Politics has continued over the years to hold hands with corruption in most cultures. The U.S. is no exception. Headlines repeat themselves as politicians from this state or that are uncovered dipping their hands in the till or twisting the law to suit their own purposes. It’s discouraging to watch as these people we elect are handed the reigns to our country often guiding it in the wrong direction.
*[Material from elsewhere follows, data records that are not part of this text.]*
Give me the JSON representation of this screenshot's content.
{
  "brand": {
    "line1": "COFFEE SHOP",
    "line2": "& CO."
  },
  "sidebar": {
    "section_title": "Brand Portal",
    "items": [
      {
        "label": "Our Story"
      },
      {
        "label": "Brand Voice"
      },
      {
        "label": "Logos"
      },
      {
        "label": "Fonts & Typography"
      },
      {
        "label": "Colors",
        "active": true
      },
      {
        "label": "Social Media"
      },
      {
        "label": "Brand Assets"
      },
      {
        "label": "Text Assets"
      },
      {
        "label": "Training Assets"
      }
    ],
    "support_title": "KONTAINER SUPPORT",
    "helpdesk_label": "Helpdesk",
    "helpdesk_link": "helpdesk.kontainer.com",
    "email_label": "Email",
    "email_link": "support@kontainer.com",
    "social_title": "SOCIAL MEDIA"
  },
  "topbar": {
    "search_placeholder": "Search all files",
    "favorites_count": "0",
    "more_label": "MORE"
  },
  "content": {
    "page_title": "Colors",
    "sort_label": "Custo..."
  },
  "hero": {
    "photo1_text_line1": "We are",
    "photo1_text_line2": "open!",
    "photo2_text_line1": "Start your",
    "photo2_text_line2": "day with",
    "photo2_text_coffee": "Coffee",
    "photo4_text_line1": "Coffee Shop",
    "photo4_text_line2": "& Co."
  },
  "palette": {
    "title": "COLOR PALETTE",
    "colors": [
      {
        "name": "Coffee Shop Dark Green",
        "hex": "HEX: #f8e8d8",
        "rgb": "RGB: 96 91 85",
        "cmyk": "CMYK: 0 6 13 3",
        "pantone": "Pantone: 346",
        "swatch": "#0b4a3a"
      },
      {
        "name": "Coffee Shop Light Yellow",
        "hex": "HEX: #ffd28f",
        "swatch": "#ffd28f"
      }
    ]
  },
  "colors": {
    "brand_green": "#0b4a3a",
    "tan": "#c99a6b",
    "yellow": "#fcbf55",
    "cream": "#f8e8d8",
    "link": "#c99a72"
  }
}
Having a woman in charge might be interesting. I hope to see this someday, maybe even this time. We do seem to be stuck in the Bush/Clinton syndrome. Passing the baton down the line from one family member to the next. Somewhat reminiscent of Robert and Bobby Kennedy had they survived to fulfill the prophecy. John Kennedy’s assassination is one of two days, the other being 9/ll, where I have perfect recall of where I was the moment the news unfolded. When President Kennedy was shot, I was home from school lying on the couch nursing a good case of bronchitis. All day I sat, blanket under my chin, watching as the various news anchors related the events as the day progressed. The Kennedy’s, not unlike the pharaohs, suffered the burdens of public service heavily.
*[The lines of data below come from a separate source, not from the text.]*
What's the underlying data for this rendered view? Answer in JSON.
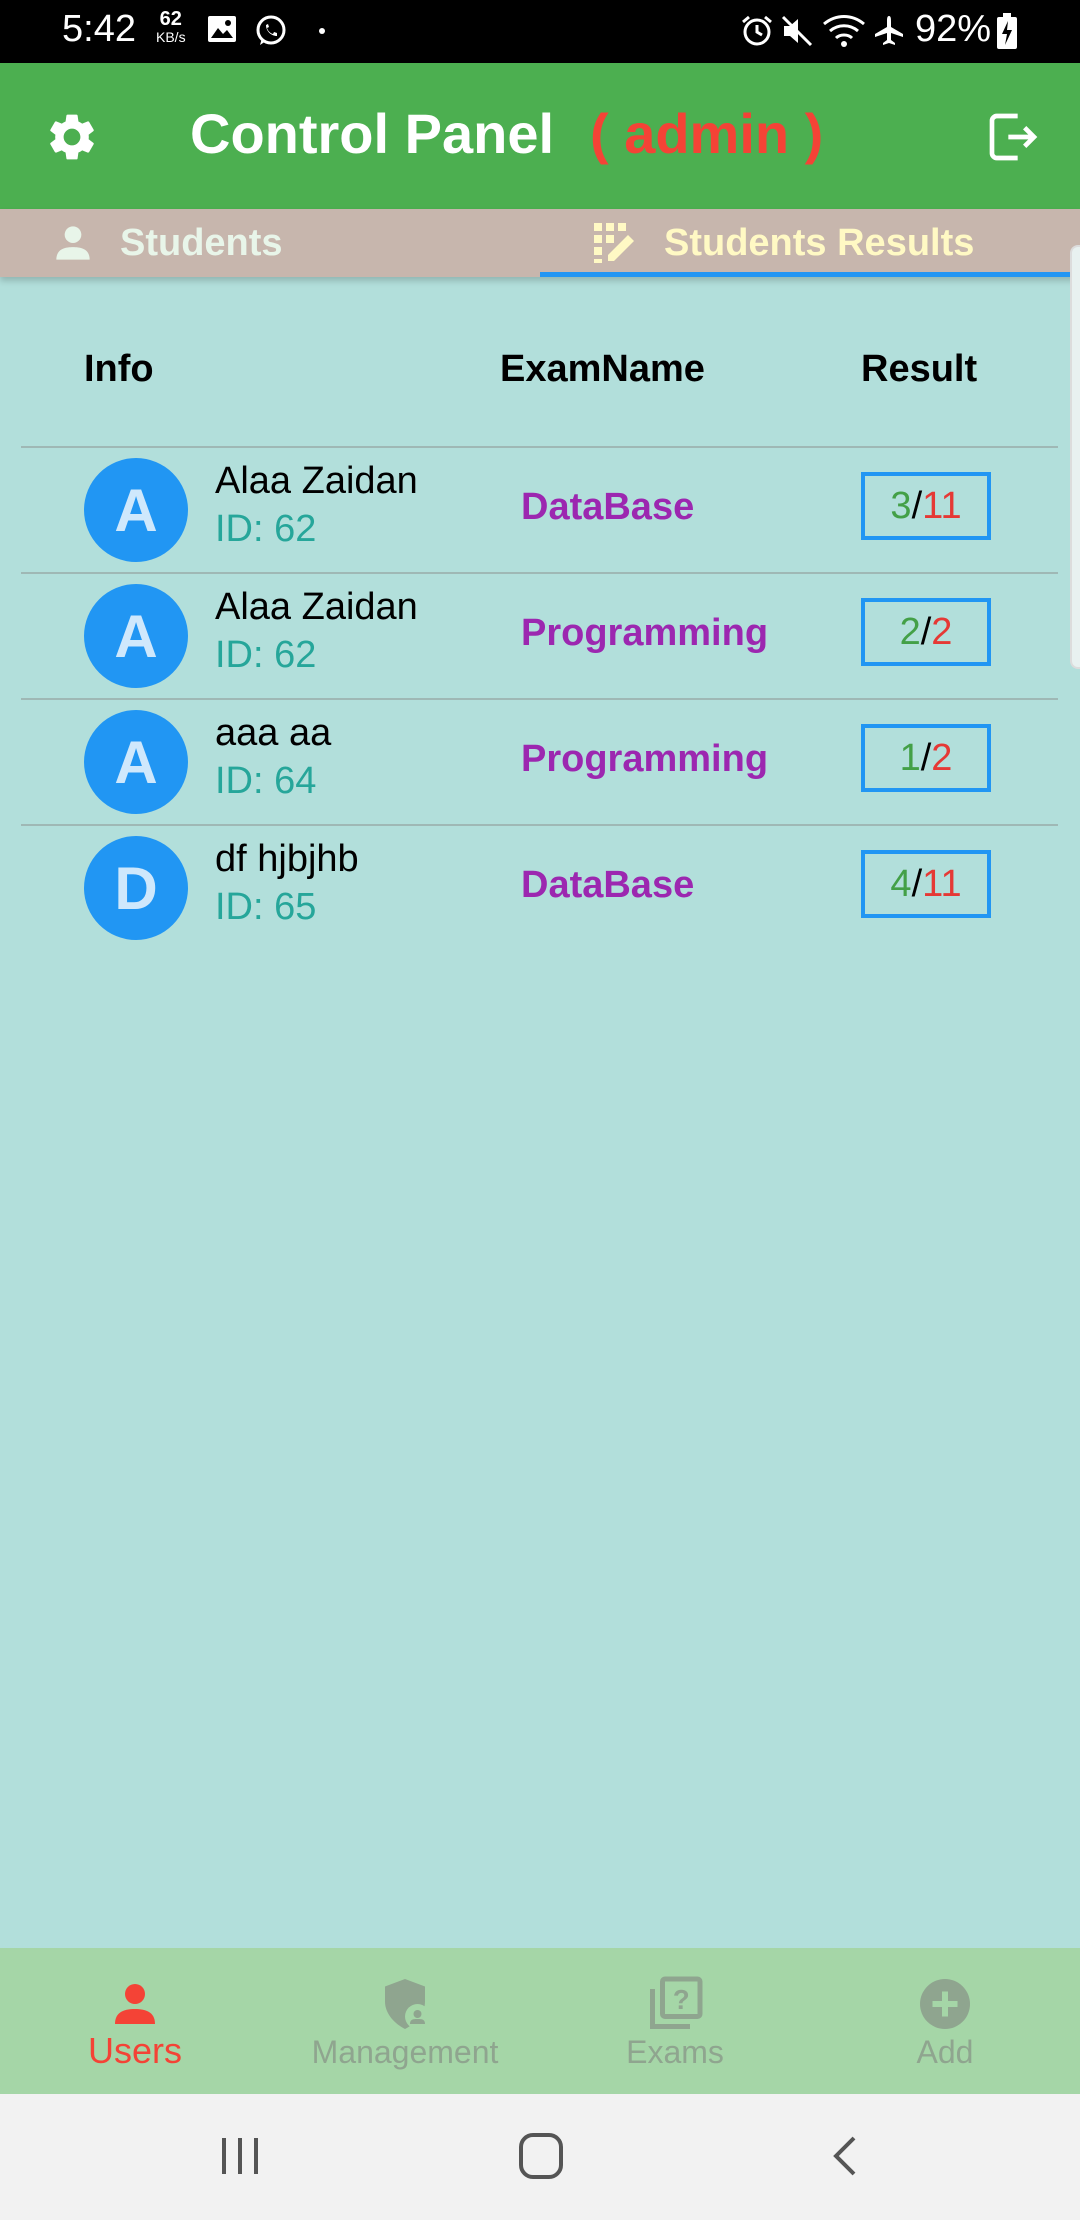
{
  "status_bar": {
    "time": "5:42",
    "net_speed": "62",
    "net_unit": "KB/s",
    "battery": "92%"
  },
  "app_bar": {
    "title": "Control Panel",
    "role": "( admin )"
  },
  "tabs": [
    {
      "label": "Students",
      "icon": "person-icon"
    },
    {
      "label": "Students Results",
      "icon": "edit-grid-icon",
      "selected": true
    }
  ],
  "table": {
    "headers": {
      "info": "Info",
      "exam": "ExamName",
      "result": "Result"
    },
    "rows": [
      {
        "initial": "A",
        "name": "Alaa Zaidan",
        "id": "ID: 62",
        "exam": "DataBase",
        "correct": "3",
        "sep": "/",
        "total": "11"
      },
      {
        "initial": "A",
        "name": "Alaa Zaidan",
        "id": "ID: 62",
        "exam": "Programming",
        "correct": "2",
        "sep": "/",
        "total": "2"
      },
      {
        "initial": "A",
        "name": "aaa aa",
        "id": "ID: 64",
        "exam": "Programming",
        "correct": "1",
        "sep": "/",
        "total": "2"
      },
      {
        "initial": "D",
        "name": "df hjbjhb",
        "id": "ID: 65",
        "exam": "DataBase",
        "correct": "4",
        "sep": "/",
        "total": "11"
      }
    ]
  },
  "bottom_nav": [
    {
      "label": "Users",
      "icon": "person-icon",
      "active": true
    },
    {
      "label": "Management",
      "icon": "admin-shield-icon"
    },
    {
      "label": "Exams",
      "icon": "quiz-icon"
    },
    {
      "label": "Add",
      "icon": "add-circle-icon"
    }
  ],
  "colors": {
    "app_bar": "#4caf50",
    "background": "#b2dfdb",
    "tab_bar": "#c7b6ad",
    "accent": "#2196f3",
    "role": "#f44336",
    "exam_name": "#9c27b0",
    "bottom_nav": "#a5d6a7"
  }
}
If you compare pictures of men assuming the presidency before they take office with those taken after they leave, it is obvious by the aging occurring during their time served the office extracts it’s pound of flesh for the privilege of holding it. Personally you have to admire anyone stepping up to the plate even if they strike out once they take the bat in their hand. No matter what decisions you make someone out there is going to think you’re an idiot, or worse. A tough hide would be helpful I’m sure to field all the complaints and rising and falling popularity polls associated with holding the office. This, not to mention walking around being a desirable target for someone with terrorist intentions or an unbalanced mind. Somehow I don’t feel all the wonderful food coming out of the White House kitchen would balance all the stuff sitting on the other side of the scale.
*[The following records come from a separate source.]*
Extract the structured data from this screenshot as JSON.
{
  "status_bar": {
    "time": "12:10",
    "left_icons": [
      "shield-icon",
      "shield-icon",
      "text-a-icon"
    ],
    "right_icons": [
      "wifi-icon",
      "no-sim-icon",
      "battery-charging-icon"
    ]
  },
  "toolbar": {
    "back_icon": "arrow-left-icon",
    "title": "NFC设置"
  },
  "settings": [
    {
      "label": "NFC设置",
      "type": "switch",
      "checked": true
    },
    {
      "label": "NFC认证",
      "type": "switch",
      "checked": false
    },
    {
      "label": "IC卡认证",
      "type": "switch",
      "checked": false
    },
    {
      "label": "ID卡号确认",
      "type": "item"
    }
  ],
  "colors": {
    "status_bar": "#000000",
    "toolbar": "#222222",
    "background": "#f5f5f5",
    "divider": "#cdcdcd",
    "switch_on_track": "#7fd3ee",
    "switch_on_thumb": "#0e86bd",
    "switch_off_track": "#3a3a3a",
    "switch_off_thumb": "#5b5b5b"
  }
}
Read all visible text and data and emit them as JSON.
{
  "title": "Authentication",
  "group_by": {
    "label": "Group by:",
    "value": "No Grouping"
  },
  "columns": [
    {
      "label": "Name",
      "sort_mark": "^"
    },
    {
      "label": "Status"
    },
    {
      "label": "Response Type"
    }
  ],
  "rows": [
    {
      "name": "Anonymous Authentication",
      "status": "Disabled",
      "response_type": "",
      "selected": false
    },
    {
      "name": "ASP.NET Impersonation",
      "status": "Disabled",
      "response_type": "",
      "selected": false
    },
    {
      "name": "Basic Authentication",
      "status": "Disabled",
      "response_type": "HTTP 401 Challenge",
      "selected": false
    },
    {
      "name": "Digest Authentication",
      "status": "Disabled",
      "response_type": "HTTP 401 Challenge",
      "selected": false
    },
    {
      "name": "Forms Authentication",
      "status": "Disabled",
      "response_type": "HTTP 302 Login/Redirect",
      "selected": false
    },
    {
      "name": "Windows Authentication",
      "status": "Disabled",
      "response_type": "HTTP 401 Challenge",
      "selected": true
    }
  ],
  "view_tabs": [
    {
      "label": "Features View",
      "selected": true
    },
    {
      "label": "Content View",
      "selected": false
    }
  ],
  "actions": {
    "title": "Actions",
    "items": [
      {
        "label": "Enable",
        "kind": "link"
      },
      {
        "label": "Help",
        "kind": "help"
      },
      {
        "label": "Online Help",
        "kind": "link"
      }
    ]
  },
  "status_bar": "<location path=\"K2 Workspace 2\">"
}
Looking at all this I’ve decided not to run. Although a woman and a Canadian at that might really shake up the oval office. Have a great day.
A friend shared this recipe with me. I wasn’t sure how I would like it, but as hot as it is outside it was surprisingly refreshing.
Tomato Orange Soup
2 lbs. Roma tomatoes, halved
2 Tbsp. olive oil
1 cup chopped onion
2 cloves garlic, minced
3 cups rich chicken broth
1 cup orange juice
2 Tbsp tomato paste
1/2 tsp. dried basil
4 tsp. orange zest
1 Tbsp. butter
2 Tbsp. cilantro, chopped fine
1 Tbsp. honey
1/2 tsp. salt
1/4 tsp. black pepper
Preheat oven to 450 degrees. Line cookie sheet with foil and spray with cooking spray. Place tomatoes cut side down on foil. Bake for 25 mins. until skins are charred. Peel off skin and discard.
Heat oil in stockpot over medium heat. Add onion and cook until translucent. Add garlic and cook 1 min.
Add broth, orange juice, tomato paste and thyme. Bring to boil. Reduce heat and continue cooking uncovered 40 mins. Add remaining ingredients except sour cream. Allow to cool slightly. Use emulsion blender or blender to puree. Return to pot and keep warm. Swirl sour cream on top when serving.